***** RECORDS TO PROCESS *****

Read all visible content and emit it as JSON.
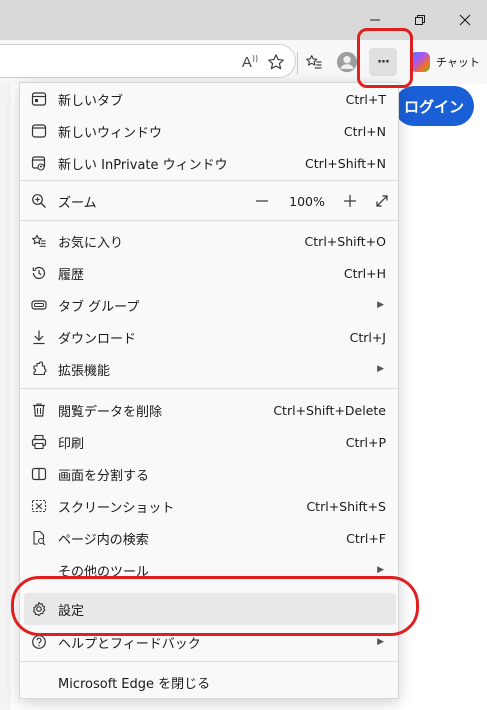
{
  "toolbar": {
    "chat_label": "チャット",
    "more_label": "···",
    "readaloud_label": "A"
  },
  "page": {
    "login_label": "ログイン"
  },
  "menu": {
    "items": [
      {
        "label": "新しいタブ",
        "shortcut": "Ctrl+T",
        "icon": "new-tab-icon"
      },
      {
        "label": "新しいウィンドウ",
        "shortcut": "Ctrl+N",
        "icon": "new-window-icon"
      },
      {
        "label": "新しい InPrivate ウィンドウ",
        "shortcut": "Ctrl+Shift+N",
        "icon": "inprivate-icon"
      },
      {
        "label": "ズーム",
        "icon": "zoom-icon"
      },
      {
        "label": "お気に入り",
        "shortcut": "Ctrl+Shift+O",
        "icon": "favorites-icon"
      },
      {
        "label": "履歴",
        "shortcut": "Ctrl+H",
        "icon": "history-icon"
      },
      {
        "label": "タブ グループ",
        "icon": "tab-groups-icon",
        "submenu": true
      },
      {
        "label": "ダウンロード",
        "shortcut": "Ctrl+J",
        "icon": "download-icon"
      },
      {
        "label": "拡張機能",
        "icon": "extensions-icon",
        "submenu": true
      },
      {
        "label": "閲覧データを削除",
        "shortcut": "Ctrl+Shift+Delete",
        "icon": "trash-icon"
      },
      {
        "label": "印刷",
        "shortcut": "Ctrl+P",
        "icon": "print-icon"
      },
      {
        "label": "画面を分割する",
        "icon": "split-screen-icon"
      },
      {
        "label": "スクリーンショット",
        "shortcut": "Ctrl+Shift+S",
        "icon": "screenshot-icon"
      },
      {
        "label": "ページ内の検索",
        "shortcut": "Ctrl+F",
        "icon": "find-icon"
      },
      {
        "label": "その他のツール",
        "submenu": true
      },
      {
        "label": "設定",
        "icon": "gear-icon",
        "highlighted": true
      },
      {
        "label": "ヘルプとフィードバック",
        "icon": "help-icon",
        "submenu": true
      },
      {
        "label": "Microsoft Edge を閉じる"
      }
    ],
    "zoom": {
      "value": "100%",
      "minus": "—",
      "plus": "+"
    }
  },
  "colors": {
    "annotation": "#e02020",
    "login_button": "#1a5fd6",
    "menu_background": "#f9f9f9",
    "highlight": "#e8e8e8"
  }
}
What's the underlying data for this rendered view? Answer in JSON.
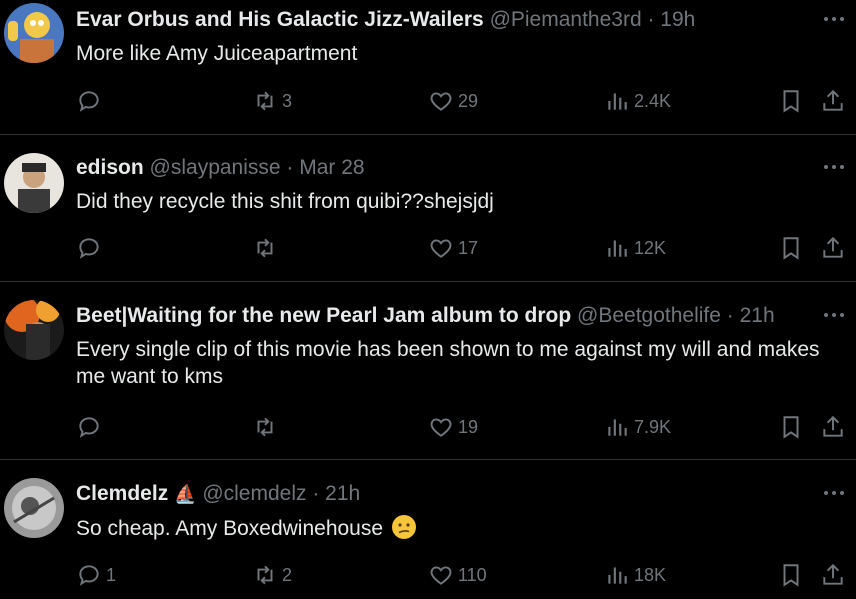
{
  "tweets": [
    {
      "name": "Evar Orbus and His Galactic Jizz-Wailers",
      "handle": "@Piemanthe3rd",
      "time": "· 19h",
      "text": "More like Amy Juiceapartment",
      "replies": "",
      "retweets": "3",
      "likes": "29",
      "views": "2.4K",
      "avatar_colors": [
        "#4a78c0",
        "#f2c84b"
      ]
    },
    {
      "name": "edison",
      "handle": "@slaypanisse",
      "time": "· Mar 28",
      "text": "Did they recycle this shit from quibi??shejsjdj",
      "replies": "",
      "retweets": "",
      "likes": "17",
      "views": "12K",
      "avatar_colors": [
        "#e8e4de",
        "#3a3a3a"
      ]
    },
    {
      "name": "Beet|Waiting for the new Pearl Jam album to drop",
      "handle": "@Beetgothelife",
      "time": "· 21h",
      "text": "Every single clip of this movie has been shown to me against my will and makes me want to kms",
      "replies": "",
      "retweets": "",
      "likes": "19",
      "views": "7.9K",
      "avatar_colors": [
        "#e0651e",
        "#1b1b1b"
      ]
    },
    {
      "name": "Clemdelz",
      "badge": "⛵",
      "handle": "@clemdelz",
      "time": "· 21h",
      "text": "So cheap. Amy Boxedwinehouse",
      "emoji": "confused-face",
      "replies": "1",
      "retweets": "2",
      "likes": "110",
      "views": "18K",
      "avatar_colors": [
        "#9a9a9a",
        "#444"
      ]
    }
  ],
  "colors": {
    "background": "#000000",
    "text": "#e7e9ea",
    "muted": "#71767b",
    "divider": "#2f3336"
  }
}
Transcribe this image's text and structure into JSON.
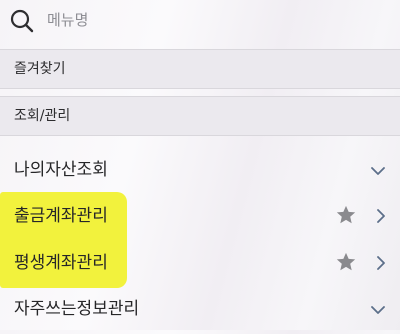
{
  "search": {
    "placeholder": "메뉴명",
    "icon": "search-icon"
  },
  "sections": [
    {
      "label": "즐겨찾기"
    },
    {
      "label": "조회/관리"
    }
  ],
  "menu_items": [
    {
      "label": "나의자산조회",
      "indicator": "chevron-down-icon",
      "highlighted": false
    },
    {
      "label": "출금계좌관리",
      "favorite": true,
      "indicator": "chevron-right-icon",
      "highlighted": true
    },
    {
      "label": "평생계좌관리",
      "favorite": true,
      "indicator": "chevron-right-icon",
      "highlighted": true
    },
    {
      "label": "자주쓰는정보관리",
      "indicator": "chevron-down-icon",
      "highlighted": false
    }
  ],
  "colors": {
    "highlight": "#f2f23d",
    "star": "#8a8a8e",
    "chevron": "#5c6f8a",
    "section_bg": "#ebe9ee"
  }
}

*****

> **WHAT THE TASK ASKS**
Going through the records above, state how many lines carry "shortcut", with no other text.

> **WRITTEN ANSWER**
10